Web page and app entries:
_ _ _ _ _

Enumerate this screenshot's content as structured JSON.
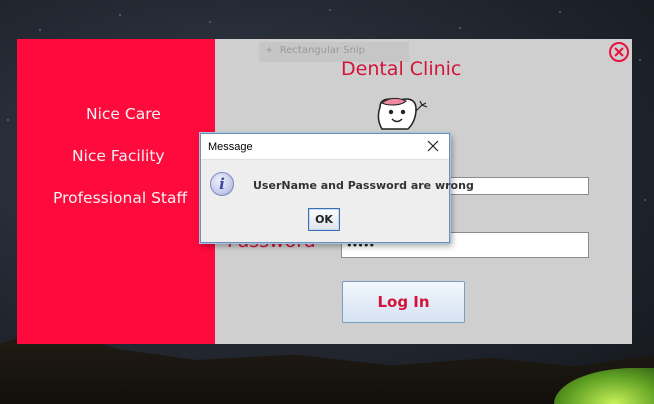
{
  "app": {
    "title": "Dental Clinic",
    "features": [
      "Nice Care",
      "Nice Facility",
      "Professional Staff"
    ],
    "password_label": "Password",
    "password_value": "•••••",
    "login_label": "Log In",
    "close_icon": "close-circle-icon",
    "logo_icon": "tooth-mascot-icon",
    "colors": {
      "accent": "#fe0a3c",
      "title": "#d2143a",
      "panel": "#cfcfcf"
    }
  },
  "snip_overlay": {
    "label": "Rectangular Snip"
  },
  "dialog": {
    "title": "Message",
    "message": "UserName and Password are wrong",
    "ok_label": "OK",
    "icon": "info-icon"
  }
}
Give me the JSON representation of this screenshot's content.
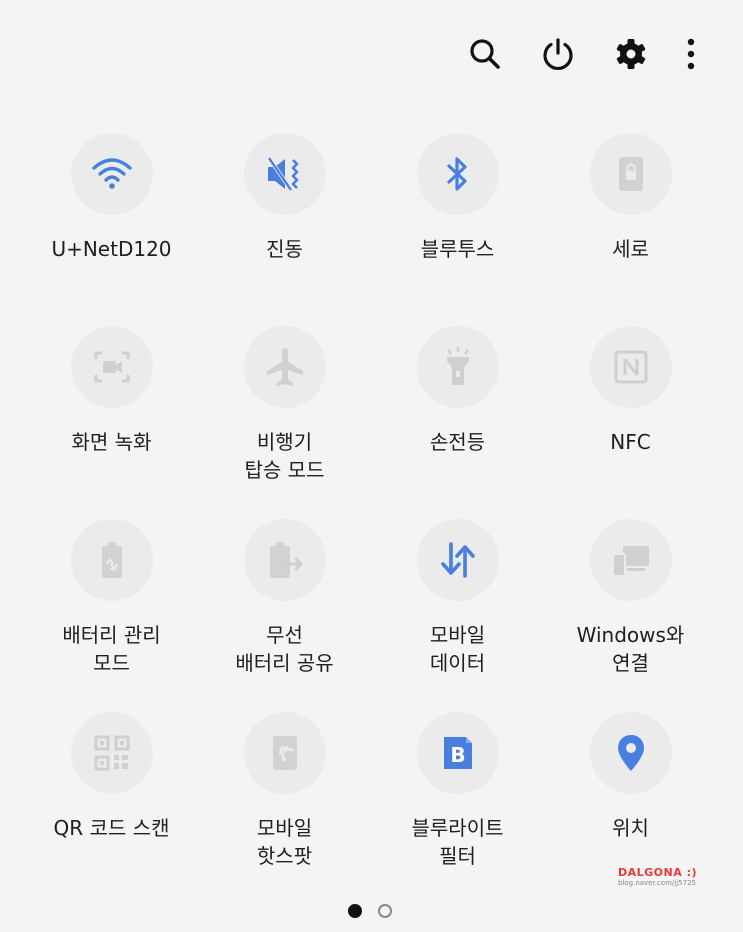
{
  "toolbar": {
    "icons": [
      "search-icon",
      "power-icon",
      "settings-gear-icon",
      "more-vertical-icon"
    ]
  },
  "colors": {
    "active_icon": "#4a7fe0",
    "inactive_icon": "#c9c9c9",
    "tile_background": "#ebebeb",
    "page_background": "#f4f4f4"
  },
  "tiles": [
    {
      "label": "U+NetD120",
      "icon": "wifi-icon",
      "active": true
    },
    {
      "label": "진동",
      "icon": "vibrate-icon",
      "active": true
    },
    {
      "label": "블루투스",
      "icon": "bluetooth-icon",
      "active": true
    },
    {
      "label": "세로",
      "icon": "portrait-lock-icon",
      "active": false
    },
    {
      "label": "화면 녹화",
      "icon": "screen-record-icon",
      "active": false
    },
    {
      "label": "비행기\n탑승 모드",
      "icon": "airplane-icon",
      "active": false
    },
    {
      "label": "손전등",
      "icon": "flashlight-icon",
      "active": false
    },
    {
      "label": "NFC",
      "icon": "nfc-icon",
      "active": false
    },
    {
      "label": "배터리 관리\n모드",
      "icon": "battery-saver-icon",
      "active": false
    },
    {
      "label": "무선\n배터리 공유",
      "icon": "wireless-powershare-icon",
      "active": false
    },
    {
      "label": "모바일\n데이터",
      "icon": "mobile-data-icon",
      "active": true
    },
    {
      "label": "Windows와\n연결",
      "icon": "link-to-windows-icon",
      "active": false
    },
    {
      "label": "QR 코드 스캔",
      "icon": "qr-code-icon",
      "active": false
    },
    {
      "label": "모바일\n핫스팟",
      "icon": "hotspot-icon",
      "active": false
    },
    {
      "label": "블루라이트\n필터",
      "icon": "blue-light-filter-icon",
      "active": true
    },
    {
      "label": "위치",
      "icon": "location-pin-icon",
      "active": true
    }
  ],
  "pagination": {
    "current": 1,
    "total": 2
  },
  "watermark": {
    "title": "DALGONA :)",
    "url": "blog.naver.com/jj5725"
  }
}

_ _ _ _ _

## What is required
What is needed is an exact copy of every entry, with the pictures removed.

## Completed task
Enumerate this screenshot's content as structured JSON.
{
  "app": {
    "title": "Dental Clinic",
    "features": [
      "Nice Care",
      "Nice Facility",
      "Professional Staff"
    ],
    "password_label": "Password",
    "password_value": "•••••",
    "login_label": "Log In",
    "close_icon": "close-circle-icon",
    "logo_icon": "tooth-mascot-icon",
    "colors": {
      "accent": "#fe0a3c",
      "title": "#d2143a",
      "panel": "#cfcfcf"
    }
  },
  "snip_overlay": {
    "label": "Rectangular Snip"
  },
  "dialog": {
    "title": "Message",
    "message": "UserName and Password are wrong",
    "ok_label": "OK",
    "icon": "info-icon"
  }
}
Give me the JSON representation of this screenshot's content.
{
  "toolbar": {
    "icons": [
      "search-icon",
      "power-icon",
      "settings-gear-icon",
      "more-vertical-icon"
    ]
  },
  "colors": {
    "active_icon": "#4a7fe0",
    "inactive_icon": "#c9c9c9",
    "tile_background": "#ebebeb",
    "page_background": "#f4f4f4"
  },
  "tiles": [
    {
      "label": "U+NetD120",
      "icon": "wifi-icon",
      "active": true
    },
    {
      "label": "진동",
      "icon": "vibrate-icon",
      "active": true
    },
    {
      "label": "블루투스",
      "icon": "bluetooth-icon",
      "active": true
    },
    {
      "label": "세로",
      "icon": "portrait-lock-icon",
      "active": false
    },
    {
      "label": "화면 녹화",
      "icon": "screen-record-icon",
      "active": false
    },
    {
      "label": "비행기\n탑승 모드",
      "icon": "airplane-icon",
      "active": false
    },
    {
      "label": "손전등",
      "icon": "flashlight-icon",
      "active": false
    },
    {
      "label": "NFC",
      "icon": "nfc-icon",
      "active": false
    },
    {
      "label": "배터리 관리\n모드",
      "icon": "battery-saver-icon",
      "active": false
    },
    {
      "label": "무선\n배터리 공유",
      "icon": "wireless-powershare-icon",
      "active": false
    },
    {
      "label": "모바일\n데이터",
      "icon": "mobile-data-icon",
      "active": true
    },
    {
      "label": "Windows와\n연결",
      "icon": "link-to-windows-icon",
      "active": false
    },
    {
      "label": "QR 코드 스캔",
      "icon": "qr-code-icon",
      "active": false
    },
    {
      "label": "모바일\n핫스팟",
      "icon": "hotspot-icon",
      "active": false
    },
    {
      "label": "블루라이트\n필터",
      "icon": "blue-light-filter-icon",
      "active": true
    },
    {
      "label": "위치",
      "icon": "location-pin-icon",
      "active": true
    }
  ],
  "pagination": {
    "current": 1,
    "total": 2
  },
  "watermark": {
    "title": "DALGONA :)",
    "url": "blog.naver.com/jj5725"
  }
}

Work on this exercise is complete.